Print everything in the records exactly. Leave the pictures out.

^^^^^^^^^^^^^^^^

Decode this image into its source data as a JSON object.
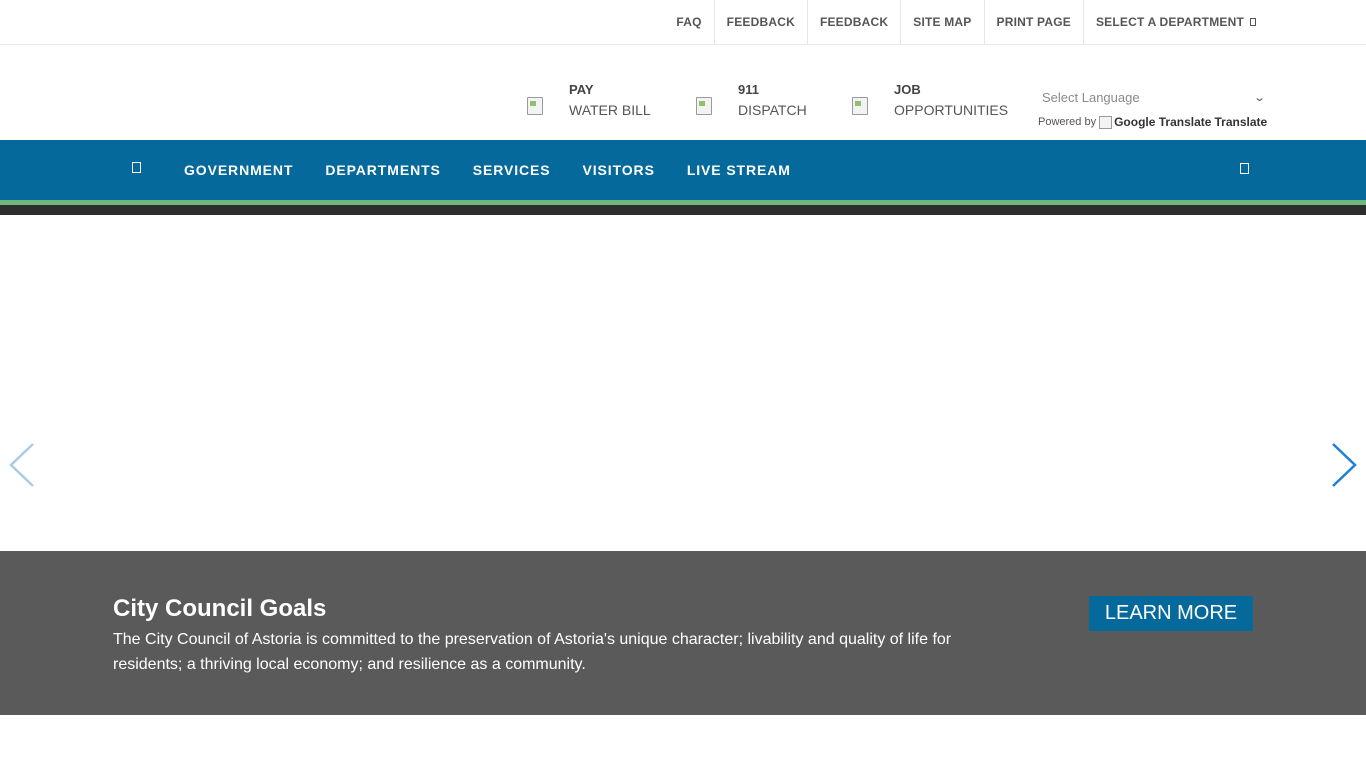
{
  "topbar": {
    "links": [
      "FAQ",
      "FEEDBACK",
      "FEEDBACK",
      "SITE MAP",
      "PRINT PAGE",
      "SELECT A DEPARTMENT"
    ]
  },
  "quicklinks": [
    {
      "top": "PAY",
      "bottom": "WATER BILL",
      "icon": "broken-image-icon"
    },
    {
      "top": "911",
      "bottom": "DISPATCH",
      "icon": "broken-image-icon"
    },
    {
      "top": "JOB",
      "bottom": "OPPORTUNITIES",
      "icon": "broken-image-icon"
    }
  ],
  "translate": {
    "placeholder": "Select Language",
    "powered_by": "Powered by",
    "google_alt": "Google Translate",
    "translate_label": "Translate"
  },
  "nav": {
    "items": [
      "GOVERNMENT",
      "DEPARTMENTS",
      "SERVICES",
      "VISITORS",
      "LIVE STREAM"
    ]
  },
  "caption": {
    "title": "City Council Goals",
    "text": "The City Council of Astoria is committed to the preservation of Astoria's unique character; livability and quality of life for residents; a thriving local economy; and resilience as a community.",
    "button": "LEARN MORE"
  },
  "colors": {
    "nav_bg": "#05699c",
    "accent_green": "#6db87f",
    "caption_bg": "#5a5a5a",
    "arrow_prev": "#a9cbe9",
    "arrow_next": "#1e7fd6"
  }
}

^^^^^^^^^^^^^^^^

**TASK SOLUTION:**
Decode this image into its source data as a JSON object.
{
  "topbar": {
    "links": [
      "FAQ",
      "FEEDBACK",
      "FEEDBACK",
      "SITE MAP",
      "PRINT PAGE",
      "SELECT A DEPARTMENT"
    ]
  },
  "quicklinks": [
    {
      "top": "PAY",
      "bottom": "WATER BILL",
      "icon": "broken-image-icon"
    },
    {
      "top": "911",
      "bottom": "DISPATCH",
      "icon": "broken-image-icon"
    },
    {
      "top": "JOB",
      "bottom": "OPPORTUNITIES",
      "icon": "broken-image-icon"
    }
  ],
  "translate": {
    "placeholder": "Select Language",
    "powered_by": "Powered by",
    "google_alt": "Google Translate",
    "translate_label": "Translate"
  },
  "nav": {
    "items": [
      "GOVERNMENT",
      "DEPARTMENTS",
      "SERVICES",
      "VISITORS",
      "LIVE STREAM"
    ]
  },
  "caption": {
    "title": "City Council Goals",
    "text": "The City Council of Astoria is committed to the preservation of Astoria's unique character; livability and quality of life for residents; a thriving local economy; and resilience as a community.",
    "button": "LEARN MORE"
  },
  "colors": {
    "nav_bg": "#05699c",
    "accent_green": "#6db87f",
    "caption_bg": "#5a5a5a",
    "arrow_prev": "#a9cbe9",
    "arrow_next": "#1e7fd6"
  }
}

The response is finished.